International man of scrutiny
World expert arrives in search of a `broader vision' for adult education than either Foster or Leitch.
The head of a new inquiry into adult education has accused governments worldwide of merely paying lip service to lifelong learning.
Tom Schuller, head of the international education think tank at the Organisation for Economic Co-operation and Development in Paris, said all countries were discussing the challenges of ageing populations and globalisation, but very few were really committed to improving adult education to solve these problems.
He was speaking after his appointment as director of the review of adult education commissioned by Niace, the British adult education organisation. His inquiry is intended to provide an alternative to the Leitch review, which was criticised by some for an overly narrow focus on qualifications.
"Lifelong learning and adult education is something every country says it believes in, but when you test the results it's often rather less convincing," he said.
"Several countries have strategies in some areas, but I wouldn't say any one is the nirvana of lifelong learning. Very few are really committed to lifelong learning to meet these challenges at a strategic level."
The new inquiry has been commissioned in the wake of the loss of about 1.4 million adult students, following the Government's shift in focus to qualifications equivalent to five good GCSEs.
Mr Schuller, who as head of the Centre of Educational Research and Innovation at the OECD examines education systems across the world, said he wanted the inquiry to take a wide view of possible models for adult education.
"We want a broad vision to come out of this review - one that doesn't represent sectional interests, that is exciting and that will have some new ideas. It will link lifelong learning with other areas such as health, as well as the economy etc," he said.

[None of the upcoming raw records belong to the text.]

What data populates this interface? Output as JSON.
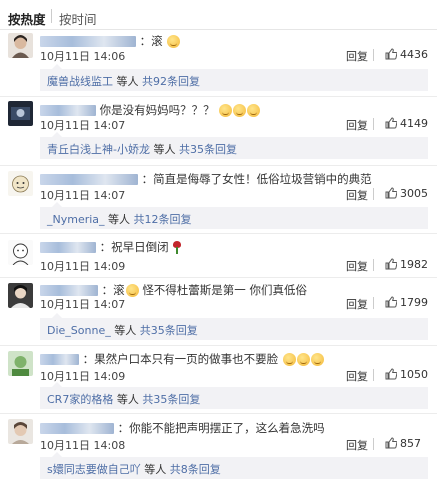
{
  "tabs": {
    "hot": "按热度",
    "time": "按时间"
  },
  "reply_label": "回复",
  "comments": [
    {
      "text": "：滚",
      "emoji_count": 1,
      "time": "10月11日 14:06",
      "likes": "4436",
      "sub_user": "魔兽战线监工",
      "sub_mid": " 等人 ",
      "sub_count": "共92条回复"
    },
    {
      "text": "你是没有妈妈吗？？？",
      "emoji_count": 3,
      "time": "10月11日 14:07",
      "likes": "4149",
      "sub_user": "青丘白浅上神-小娇龙",
      "sub_mid": " 等人 ",
      "sub_count": "共35条回复"
    },
    {
      "text": "：简直是侮辱了女性！低俗垃圾营销中的典范",
      "emoji_count": 0,
      "time": "10月11日 14:07",
      "likes": "3005",
      "sub_user": "_Nymeria_",
      "sub_mid": " 等人 ",
      "sub_count": "共12条回复"
    },
    {
      "text": "：祝早日倒闭",
      "emoji_count": 0,
      "rose": true,
      "time": "10月11日 14:09",
      "likes": "1982"
    },
    {
      "text": "：滚",
      "emoji_count": 1,
      "text2": "怪不得杜蕾斯是第一 你们真低俗",
      "time": "10月11日 14:07",
      "likes": "1799",
      "sub_user": "Die_Sonne_",
      "sub_mid": " 等人 ",
      "sub_count": "共35条回复"
    },
    {
      "text": "：果然户口本只有一页的做事也不要脸",
      "emoji_count": 3,
      "time": "10月11日 14:09",
      "likes": "1050",
      "sub_user": "CR7家的格格",
      "sub_mid": " 等人 ",
      "sub_count": "共35条回复"
    },
    {
      "text": "：你能不能把声明摆正了，这么着急洗吗",
      "emoji_count": 0,
      "time": "10月11日 14:08",
      "likes": "857",
      "sub_user": "s嬛同志要做自己吖",
      "sub_mid": " 等人 ",
      "sub_count": "共8条回复"
    }
  ],
  "colors": {
    "link": "#4e6ea6",
    "sub_bg": "#f2f2f5",
    "text": "#333333"
  }
}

"We want to avoid the simplistic notion that you drive up skills and economic performance just falls into place. We need to look at how skills are used as well as acquired."
Building social networks was also important, he said. "You can have all the skills you want, but if you're not part of networks you can't find a way of applying them."
He acknowledged that in the wake of two reviews of further education and skills - by Sir Andrew Foster and Lord Leitch - there was no guarantee that this inquiry would get ministers' attention.
Mr Schuller, former dean of the faculty of continuing education at Birkbeck, University of London, said he had experienced the same conflicts as colleges between what adults want to learn and what governments want to fund.
"A lot of adults we wanted to bring back into education wouldn't be interested if they were asked to sign up for certification," he said. "There is a tension between accountability and trust locally.
"Some mechanisms for accountability go too far. The UK has been excessively target-oriented and I think the Government acknowledges that, actually."
But Mr Schuller said the experience of other countries showed it was possible to go too far the other way. In Denmark, colleges had near total autonomy and high investment, but had failed to perform well in international comparisons.
"They got a real shock when the results came out," he said. "They thought, `We're a Scandinavian country, investing a lot in education' - but they came out below average. They suddenly realised this attitude wasn't good enough."